Data records for software interfaces
━━━━━━

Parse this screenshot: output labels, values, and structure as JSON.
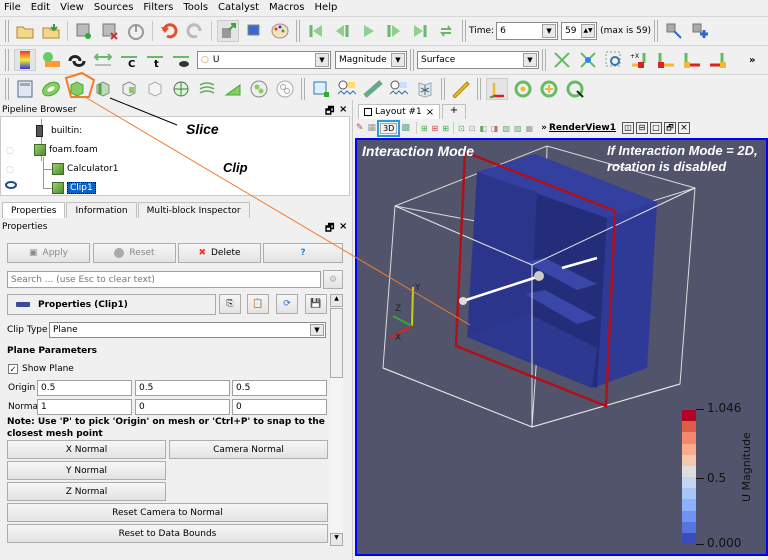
{
  "menu": [
    "File",
    "Edit",
    "View",
    "Sources",
    "Filters",
    "Tools",
    "Catalyst",
    "Macros",
    "Help"
  ],
  "time_toolbar": {
    "time_label": "Time:",
    "time_value": "6",
    "step_value": "59",
    "max_label": "(max is 59)"
  },
  "color_toolbar": {
    "array_value": "U",
    "component_value": "Magnitude",
    "representation_value": "Surface",
    "more": "»"
  },
  "camera_buttons": [
    "+X",
    "-X",
    "+Y",
    "-Y"
  ],
  "pipeline": {
    "title": "Pipeline Browser",
    "items": [
      {
        "label": "builtin:"
      },
      {
        "label": "foam.foam"
      },
      {
        "label": "Calculator1"
      },
      {
        "label": "Clip1"
      }
    ]
  },
  "tabs": [
    "Properties",
    "Information",
    "Multi-block Inspector"
  ],
  "properties": {
    "title": "Properties",
    "apply": "Apply",
    "reset": "Reset",
    "delete": "Delete",
    "help": "?",
    "search_placeholder": "Search ... (use Esc to clear text)",
    "section": "Properties (Clip1)",
    "clip_type_label": "Clip Type",
    "clip_type_value": "Plane",
    "plane_params": "Plane Parameters",
    "show_plane": "Show Plane",
    "origin_label": "Origin",
    "origin": [
      "0.5",
      "0.5",
      "0.5"
    ],
    "normal_label": "Normal",
    "normal": [
      "1",
      "0",
      "0"
    ],
    "note": "Note: Use 'P' to pick 'Origin' on mesh or 'Ctrl+P' to snap to the closest mesh point",
    "x_normal": "X Normal",
    "camera_normal": "Camera Normal",
    "y_normal": "Y Normal",
    "z_normal": "Z Normal",
    "reset_camera": "Reset Camera to Normal",
    "reset_bounds": "Reset to Data Bounds"
  },
  "layout": {
    "tab": "Layout #1",
    "close": "×",
    "add": "+",
    "mode": "3D",
    "view_name": "RenderView1",
    "more": "»"
  },
  "annotations": {
    "slice": "Slice",
    "clip": "Clip",
    "interaction": "Interaction Mode",
    "note_line1": "If Interaction Mode = 2D,",
    "note_line2": "rotation is disabled"
  },
  "colorbar": {
    "title": "U Magnitude",
    "max": "1.046",
    "mid": "0.5",
    "min": "0.000",
    "colors": [
      "#b40426",
      "#dd5d48",
      "#f08a6c",
      "#f7ac8c",
      "#f3c8b0",
      "#dddddd",
      "#c5d6f2",
      "#a8c4f8",
      "#8caffe",
      "#6f92f3",
      "#5673e0",
      "#3b4cc0"
    ]
  },
  "axes": {
    "x": "X",
    "y": "Y",
    "z": "Z"
  }
}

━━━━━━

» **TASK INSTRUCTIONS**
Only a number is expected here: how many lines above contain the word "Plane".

» **ANSWER BOX**
3